Reviewed by Will Eells

Like any good potboiler worth its salt, Fuminori Nakamura’s The Gun wastes no time setting up its premise: “Last night, I found a gun. Or you could say I stole it, I’m not really sure. I’ve never seen something so. . .

Read More >

This Place Holds No Fear
This Place Holds No Fear by Monika Held
Reviewed by Lori Feathers

Heiner Resseck, the protagonist in Monika Held’s thought-provoking, first novel, This Place Holds No Fear, intentionally re-lives his past every hour of every day. His memories are his treasures, more dear than the present or future. What wonderful past eclipses. . .

Read More >

The Room
The Room by Jonas Karlsson
Reviewed by Peter Biello

If you’ve ever worked in a corporate office, you’ve likely heard the phrase, “Perception is reality.” To Björn, the office worker who narrates Jonas Karlsson’s novel The Room, the reality is simple: there’s a door near the bathroom that leads. . .

Read More >

Thérèse and Isabelle
Thérèse and Isabelle by Violette Leduc
Reviewed by Kaija Straumanis

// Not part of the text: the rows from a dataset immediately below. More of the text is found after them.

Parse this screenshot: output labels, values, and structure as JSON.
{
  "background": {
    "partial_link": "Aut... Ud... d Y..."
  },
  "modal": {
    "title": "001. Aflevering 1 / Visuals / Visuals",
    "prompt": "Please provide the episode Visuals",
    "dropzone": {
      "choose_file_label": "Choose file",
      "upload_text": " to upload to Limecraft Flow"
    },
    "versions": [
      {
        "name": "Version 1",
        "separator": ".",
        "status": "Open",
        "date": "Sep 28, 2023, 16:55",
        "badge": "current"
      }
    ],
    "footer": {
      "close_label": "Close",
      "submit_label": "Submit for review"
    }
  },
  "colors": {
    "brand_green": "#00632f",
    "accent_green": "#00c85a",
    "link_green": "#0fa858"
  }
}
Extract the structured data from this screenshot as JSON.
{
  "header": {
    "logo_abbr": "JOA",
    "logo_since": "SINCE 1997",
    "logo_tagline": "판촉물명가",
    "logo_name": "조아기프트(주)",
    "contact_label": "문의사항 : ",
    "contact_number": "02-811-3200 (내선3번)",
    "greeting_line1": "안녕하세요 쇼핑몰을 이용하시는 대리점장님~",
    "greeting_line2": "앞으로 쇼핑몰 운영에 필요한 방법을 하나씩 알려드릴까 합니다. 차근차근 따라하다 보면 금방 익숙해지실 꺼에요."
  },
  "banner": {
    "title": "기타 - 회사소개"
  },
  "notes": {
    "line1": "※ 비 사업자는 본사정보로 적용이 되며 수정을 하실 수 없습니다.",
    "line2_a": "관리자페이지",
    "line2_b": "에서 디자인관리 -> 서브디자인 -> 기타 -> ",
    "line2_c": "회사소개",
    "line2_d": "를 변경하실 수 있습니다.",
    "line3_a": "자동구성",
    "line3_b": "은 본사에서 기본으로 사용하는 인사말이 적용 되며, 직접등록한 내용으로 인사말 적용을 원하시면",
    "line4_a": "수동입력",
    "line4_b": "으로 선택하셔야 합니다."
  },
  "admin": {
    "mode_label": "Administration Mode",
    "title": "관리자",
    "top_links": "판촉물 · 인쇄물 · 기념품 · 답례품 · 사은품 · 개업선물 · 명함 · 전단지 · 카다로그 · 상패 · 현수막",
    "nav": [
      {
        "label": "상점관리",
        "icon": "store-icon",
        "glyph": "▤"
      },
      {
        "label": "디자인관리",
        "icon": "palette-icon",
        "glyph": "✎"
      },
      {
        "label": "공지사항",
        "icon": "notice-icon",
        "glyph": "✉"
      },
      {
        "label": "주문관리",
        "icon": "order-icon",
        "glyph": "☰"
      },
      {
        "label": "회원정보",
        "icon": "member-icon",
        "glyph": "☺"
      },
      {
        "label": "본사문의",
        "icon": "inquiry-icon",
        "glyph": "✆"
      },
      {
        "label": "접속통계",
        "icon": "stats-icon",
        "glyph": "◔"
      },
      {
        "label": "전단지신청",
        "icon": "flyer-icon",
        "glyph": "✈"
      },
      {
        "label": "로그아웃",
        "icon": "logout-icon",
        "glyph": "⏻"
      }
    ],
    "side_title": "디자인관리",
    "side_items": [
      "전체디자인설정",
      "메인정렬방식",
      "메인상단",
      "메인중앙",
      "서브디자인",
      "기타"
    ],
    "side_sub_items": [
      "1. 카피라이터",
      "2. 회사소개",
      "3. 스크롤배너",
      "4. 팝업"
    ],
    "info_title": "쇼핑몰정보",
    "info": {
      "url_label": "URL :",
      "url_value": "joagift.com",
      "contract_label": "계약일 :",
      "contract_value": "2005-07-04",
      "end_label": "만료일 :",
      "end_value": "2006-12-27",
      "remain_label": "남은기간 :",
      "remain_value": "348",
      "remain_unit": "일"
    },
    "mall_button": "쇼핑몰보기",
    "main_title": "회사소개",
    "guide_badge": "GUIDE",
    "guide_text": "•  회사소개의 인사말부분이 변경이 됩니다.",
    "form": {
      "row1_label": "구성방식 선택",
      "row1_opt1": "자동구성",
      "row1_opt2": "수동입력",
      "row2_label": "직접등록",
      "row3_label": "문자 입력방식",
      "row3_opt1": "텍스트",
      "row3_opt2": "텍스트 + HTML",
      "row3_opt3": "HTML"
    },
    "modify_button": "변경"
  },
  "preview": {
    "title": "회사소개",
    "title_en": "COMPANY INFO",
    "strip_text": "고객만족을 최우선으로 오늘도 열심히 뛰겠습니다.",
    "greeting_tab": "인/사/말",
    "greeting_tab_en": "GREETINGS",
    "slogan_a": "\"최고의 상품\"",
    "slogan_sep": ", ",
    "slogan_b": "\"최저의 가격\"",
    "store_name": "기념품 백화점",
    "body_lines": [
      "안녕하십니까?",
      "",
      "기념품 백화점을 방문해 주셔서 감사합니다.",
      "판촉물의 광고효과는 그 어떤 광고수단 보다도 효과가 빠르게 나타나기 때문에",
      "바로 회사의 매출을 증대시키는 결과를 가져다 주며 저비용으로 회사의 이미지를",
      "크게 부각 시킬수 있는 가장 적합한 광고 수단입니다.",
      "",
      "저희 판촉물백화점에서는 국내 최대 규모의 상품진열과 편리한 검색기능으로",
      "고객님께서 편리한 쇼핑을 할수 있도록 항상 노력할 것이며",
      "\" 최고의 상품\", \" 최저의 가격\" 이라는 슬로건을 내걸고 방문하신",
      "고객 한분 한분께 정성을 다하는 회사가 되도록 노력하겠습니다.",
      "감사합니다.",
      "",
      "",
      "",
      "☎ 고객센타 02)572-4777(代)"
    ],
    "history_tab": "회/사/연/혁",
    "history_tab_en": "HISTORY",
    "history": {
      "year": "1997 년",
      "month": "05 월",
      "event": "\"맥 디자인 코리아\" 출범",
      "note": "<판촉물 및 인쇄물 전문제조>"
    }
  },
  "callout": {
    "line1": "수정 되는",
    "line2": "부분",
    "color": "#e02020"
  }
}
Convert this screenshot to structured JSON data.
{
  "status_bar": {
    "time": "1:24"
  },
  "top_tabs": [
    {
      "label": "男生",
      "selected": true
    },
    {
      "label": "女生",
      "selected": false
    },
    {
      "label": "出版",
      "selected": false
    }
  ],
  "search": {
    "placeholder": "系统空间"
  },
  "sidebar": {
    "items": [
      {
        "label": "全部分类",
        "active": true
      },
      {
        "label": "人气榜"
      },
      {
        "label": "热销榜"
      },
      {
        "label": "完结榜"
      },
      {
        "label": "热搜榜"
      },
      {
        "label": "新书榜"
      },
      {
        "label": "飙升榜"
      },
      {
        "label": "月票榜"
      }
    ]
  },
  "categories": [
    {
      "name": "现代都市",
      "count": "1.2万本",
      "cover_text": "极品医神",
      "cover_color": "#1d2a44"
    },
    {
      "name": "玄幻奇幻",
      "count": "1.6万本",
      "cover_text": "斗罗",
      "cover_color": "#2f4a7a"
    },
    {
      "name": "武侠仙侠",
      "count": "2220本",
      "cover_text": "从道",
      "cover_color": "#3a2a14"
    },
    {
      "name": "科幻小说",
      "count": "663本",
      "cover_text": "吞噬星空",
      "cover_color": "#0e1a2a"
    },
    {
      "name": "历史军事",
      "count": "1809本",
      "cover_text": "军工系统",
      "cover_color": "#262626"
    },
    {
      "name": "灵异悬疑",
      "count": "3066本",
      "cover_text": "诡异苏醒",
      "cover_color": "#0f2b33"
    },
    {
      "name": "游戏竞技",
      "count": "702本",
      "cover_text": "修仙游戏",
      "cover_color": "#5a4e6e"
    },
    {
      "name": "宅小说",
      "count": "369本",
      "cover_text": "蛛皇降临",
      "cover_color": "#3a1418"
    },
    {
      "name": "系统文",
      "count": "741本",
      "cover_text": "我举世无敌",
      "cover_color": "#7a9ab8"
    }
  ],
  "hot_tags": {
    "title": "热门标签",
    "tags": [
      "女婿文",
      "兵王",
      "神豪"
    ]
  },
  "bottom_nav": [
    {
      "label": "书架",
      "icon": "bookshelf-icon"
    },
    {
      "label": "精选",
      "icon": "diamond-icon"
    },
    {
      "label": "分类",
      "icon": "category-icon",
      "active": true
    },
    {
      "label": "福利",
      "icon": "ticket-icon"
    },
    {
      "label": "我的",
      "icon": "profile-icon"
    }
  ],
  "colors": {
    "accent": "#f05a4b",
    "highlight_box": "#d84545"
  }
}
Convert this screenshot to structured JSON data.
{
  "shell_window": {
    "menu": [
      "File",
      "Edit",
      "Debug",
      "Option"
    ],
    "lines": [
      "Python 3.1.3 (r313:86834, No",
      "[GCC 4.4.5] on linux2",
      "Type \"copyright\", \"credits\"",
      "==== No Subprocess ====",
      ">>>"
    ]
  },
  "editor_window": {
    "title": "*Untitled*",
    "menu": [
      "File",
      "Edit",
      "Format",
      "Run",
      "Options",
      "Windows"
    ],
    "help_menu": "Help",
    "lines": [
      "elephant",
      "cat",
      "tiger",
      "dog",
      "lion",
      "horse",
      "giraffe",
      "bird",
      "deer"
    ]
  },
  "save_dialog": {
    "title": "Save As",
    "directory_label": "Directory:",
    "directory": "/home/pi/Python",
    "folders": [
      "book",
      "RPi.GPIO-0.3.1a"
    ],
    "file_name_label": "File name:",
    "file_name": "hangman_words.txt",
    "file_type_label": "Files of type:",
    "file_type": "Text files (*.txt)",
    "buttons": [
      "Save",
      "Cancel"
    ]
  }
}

I recently listened to Three Percent Podcast #99, which had guest speaker Julia Berner-Tobin from Feminist Press. In addition to the usual amusement of finally hearing both sides of the podcast (normally I just hear parts of Chad’s side. . .

Read More >

On the Edge
On the Edge by Rafael Chirbes
Reviewed by Jeremy Garber

Let’s not deceive ourselves, man is nothing very special. In fact, there are so many of us that our governments don’t know what to do with us at all. Six billion humans on the planet and only six or seven. . .

Read More >

Rambling Jack
Rambling Jack by Micheál Ó Conghaile
Reviewed by Vincent Francone

“Rambling Jack—what’s that?”
“A novel. Novella, I guess.”
“Yeah, it looks short. What is it, a hundred pages?”
“Sorta. It’s a duel language book, so really, only about… 50 pages total.”
“50 pages?”
“Including illustrations.”
“And this—what. . .

Read More >

The Things We Don't Do
The Things We Don't Do by Andrés Neuman
Reviewed by Tiffany Nichols

Many authors are compared to Roberto Bolaño. However, very few authors have the privilege of having a Roberto Bolaño quote on the cover of their work; and at that, one which states, “Good readers will find something that can be. . .

Read More >

Private Life
Private Life by Josep Maria de Sagarra
Reviewed by Christopher Iacono

In Josep Maria de Sagarra’s Private Life, a man harangues his friend about literature while walking through Barcelona at night:

When a novel states a fact that ties into another fact and another and another, as the chain goes on. . .

Read More >

Dinner
Dinner by César Aira
Reviewed by Lori Feathers

César Aira dishes up an imaginative parable on how identity shapes our sense of belonging with Dinner, his latest release in English. Aira’s narrator (who, appropriately, remains nameless) is a self-pitying, bitter man—in his late fifties, living again with. . .

Read More >

The next few events from our Translation Events Calendar: See More Events >